Actors have a very, very hard time making a living just acting. Usually you need to be able to do something else. You need to teach, or get certified as a freelance electrician or photographer or medical transcriptionist or something, OR, you can work in technical theatre. There is a HUGE demand for good stage management- if you find you are good at it and you like it, you will never have to look for work again. Ditto as a carpenter, rigger, fly system operator, or followspot operator. If you find yourself with talent as a sound operator or designer, able to maintain and style wigs, or a stitcher on costumes, you can also be in a really good position to fill your non-acting time with work that actually pays you something approximating what you are worth.
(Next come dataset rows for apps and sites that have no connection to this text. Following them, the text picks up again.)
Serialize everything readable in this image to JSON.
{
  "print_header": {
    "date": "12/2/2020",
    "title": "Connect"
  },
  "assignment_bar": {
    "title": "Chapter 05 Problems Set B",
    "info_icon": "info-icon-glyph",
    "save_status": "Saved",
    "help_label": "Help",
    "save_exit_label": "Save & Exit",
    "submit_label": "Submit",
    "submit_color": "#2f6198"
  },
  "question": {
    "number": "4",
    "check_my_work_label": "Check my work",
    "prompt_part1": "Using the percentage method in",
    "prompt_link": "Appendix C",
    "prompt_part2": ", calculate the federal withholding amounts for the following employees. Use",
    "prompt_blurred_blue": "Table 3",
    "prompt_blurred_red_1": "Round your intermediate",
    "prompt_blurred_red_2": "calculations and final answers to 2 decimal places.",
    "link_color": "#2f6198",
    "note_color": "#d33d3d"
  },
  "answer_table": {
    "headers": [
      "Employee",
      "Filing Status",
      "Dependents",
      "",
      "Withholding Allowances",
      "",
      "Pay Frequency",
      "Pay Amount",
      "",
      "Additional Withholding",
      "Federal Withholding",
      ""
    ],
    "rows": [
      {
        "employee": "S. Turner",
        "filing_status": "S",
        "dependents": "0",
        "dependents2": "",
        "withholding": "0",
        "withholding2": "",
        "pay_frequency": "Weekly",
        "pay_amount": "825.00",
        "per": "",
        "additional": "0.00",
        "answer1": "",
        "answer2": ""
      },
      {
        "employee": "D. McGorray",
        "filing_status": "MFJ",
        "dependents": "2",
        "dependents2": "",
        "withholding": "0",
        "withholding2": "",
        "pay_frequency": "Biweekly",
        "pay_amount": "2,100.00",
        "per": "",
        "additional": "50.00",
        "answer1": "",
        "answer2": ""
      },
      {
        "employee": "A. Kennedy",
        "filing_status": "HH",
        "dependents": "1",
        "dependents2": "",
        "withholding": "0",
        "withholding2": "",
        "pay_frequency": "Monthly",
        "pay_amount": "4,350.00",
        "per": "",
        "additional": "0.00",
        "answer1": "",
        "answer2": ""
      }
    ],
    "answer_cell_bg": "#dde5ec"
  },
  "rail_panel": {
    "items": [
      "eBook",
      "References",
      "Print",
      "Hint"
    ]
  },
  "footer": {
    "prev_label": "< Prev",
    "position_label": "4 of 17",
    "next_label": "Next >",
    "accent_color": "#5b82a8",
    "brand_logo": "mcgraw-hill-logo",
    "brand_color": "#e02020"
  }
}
Start by examining your options. At your school, you may have a program that’s not very well funded or there is just little tech knowledge available, and you may have options only to try working on costumes or lights. You may have a program that’s more technically advanced, and you can take a technical theatre class, and choose what to do on a production. Talk to the director, I’m sure they will jump at the chance to have you on crew. If you want to go outside your school, check the websites of local theatre companies. There is usually a tab somewhere around “About Us” or “Work With Us” or “Volunteer” that will put you in touch with the person there who can set you up on a tech project. Depending on the needs of the theatre, you could be allowed to volunteer to help paint, or you might suddenly be in front of a light board that you know nothing about. Relax, you can learn just about anything. Most of us learn on the job, and the more jobs we do, the more we learn. Try several different things- if you can get a technical internship somewhere, you are GOLDEN, because not only will you get to learn a ton about several different areas, you get school credit for it too! Bonus…
If you like tech, and you want to be able to make it part of your master plan to make a living in the arts, you will probably want to join the tech union. It’s called IATSE, which stands for International Alliance of Theatrical Stage Employees. Check out the website. There are chapters all over the United States, its Territories and Canada. On that website, find your Local chapter, and check out their website. That will tell you what you have to do to join the local. There is often what is called Overflow Work, which means that there is too much work for their local members to handle, and they need people with basic skills to take on the extra basic stuff so that their members can get freed up to do the more highly skilled work. You usually have to be 18 to apply, but once you are on the list, you can get called to do all kinds of things- loading in and out for concerts and touring shows, moving big stuff around, and even helping to run big shows from backstage. It’s a good way to earn money, experience, and contacts. Once you have developed some amazing skills, you can take whatever tests are necessary to get into the union, pay your yearly dues, and then you have solid work. Some is hard, some is super easy. When you are first starting out, you should say yes to every job they offer you, and when you get further up the list you can start turning down work you aren’t interested in once in a while. But the union then keeps you working, protects your break times, overtime, and minimum pay, covers your health insurance etc. and is behind you in a dispute. It’s big grownup stuff.
Bottom line: Do some tech. It is rewarding, important, creative, difficult, necessary, and marketable. Also thankless, unseen, and often stepped on. Especially if you are building stairs. See what I did there? 🙂